#### What the task requires:
Set down each record exactly. Omit the pictures.
+++ Material provided +++
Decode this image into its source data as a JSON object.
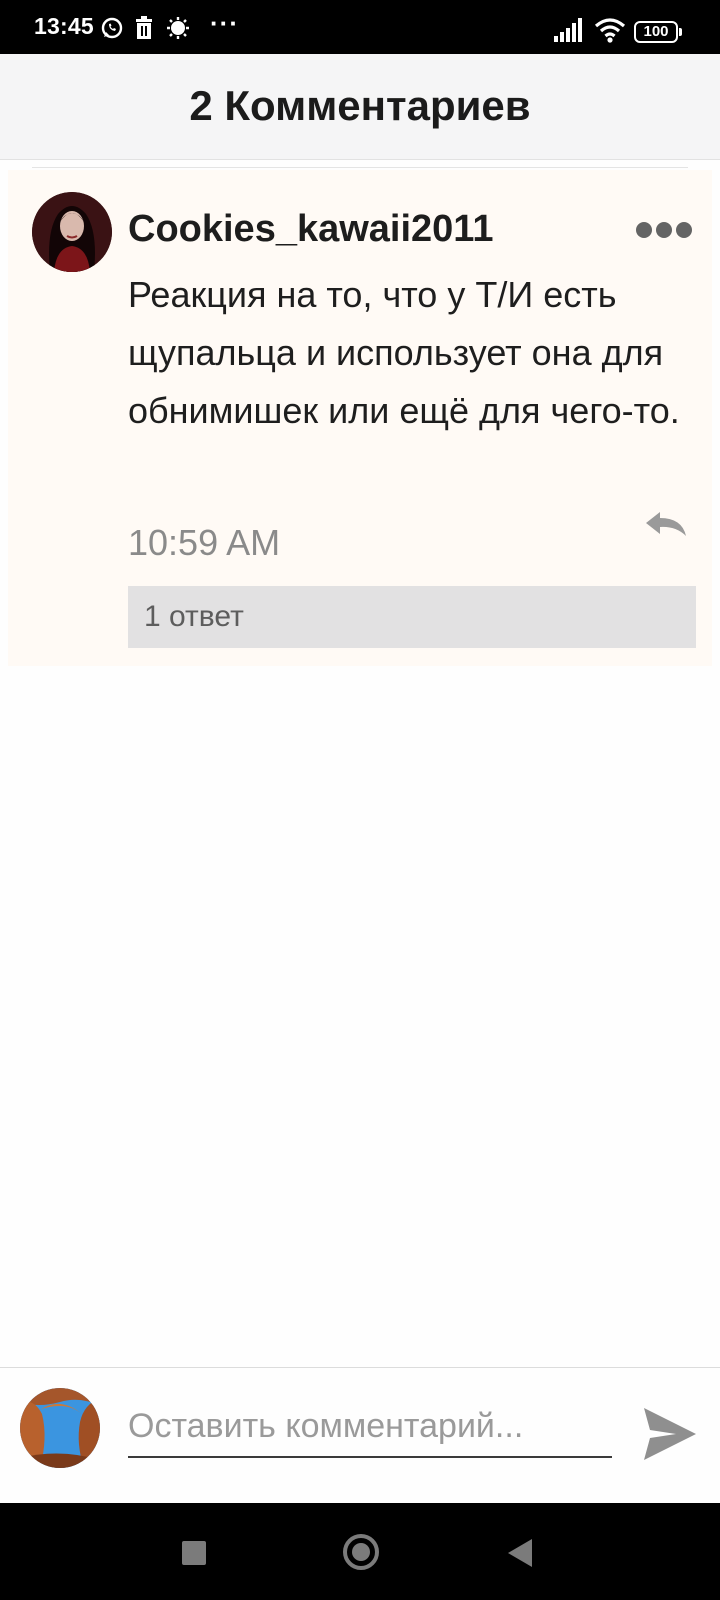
{
  "status_bar": {
    "time": "13:45",
    "battery": "100",
    "overflow": "···"
  },
  "header": {
    "title": "2 Комментариев"
  },
  "comment": {
    "username": "Cookies_kawaii2011",
    "text": "Реакция на то, что у Т/И есть щупальца и использует она для обнимишек или ещё для чего-то.",
    "time": "10:59 AM",
    "replies_label": "1 ответ"
  },
  "input": {
    "placeholder": "Оставить комментарий..."
  },
  "icons": {
    "status": [
      "whatsapp-icon",
      "trash-icon",
      "sun-icon",
      "signal-icon",
      "wifi-icon",
      "battery-icon"
    ],
    "comment": [
      "more-icon",
      "reply-icon"
    ],
    "input": [
      "send-icon"
    ],
    "nav": [
      "recent-apps-icon",
      "home-icon",
      "back-icon"
    ]
  },
  "colors": {
    "card_background": "#fffaf5",
    "header_background": "#f5f5f6",
    "replies_background": "#e2e1e2",
    "timestamp": "#8a8a8a"
  }
}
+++
#### Exercise output:
Decode this image into its source data as a JSON object.
{
  "status_bar": {
    "time": "13:45",
    "battery": "100",
    "overflow": "···"
  },
  "header": {
    "title": "2 Комментариев"
  },
  "comment": {
    "username": "Cookies_kawaii2011",
    "text": "Реакция на то, что у Т/И есть щупальца и использует она для обнимишек или ещё для чего-то.",
    "time": "10:59 AM",
    "replies_label": "1 ответ"
  },
  "input": {
    "placeholder": "Оставить комментарий..."
  },
  "icons": {
    "status": [
      "whatsapp-icon",
      "trash-icon",
      "sun-icon",
      "signal-icon",
      "wifi-icon",
      "battery-icon"
    ],
    "comment": [
      "more-icon",
      "reply-icon"
    ],
    "input": [
      "send-icon"
    ],
    "nav": [
      "recent-apps-icon",
      "home-icon",
      "back-icon"
    ]
  },
  "colors": {
    "card_background": "#fffaf5",
    "header_background": "#f5f5f6",
    "replies_background": "#e2e1e2",
    "timestamp": "#8a8a8a"
  }
}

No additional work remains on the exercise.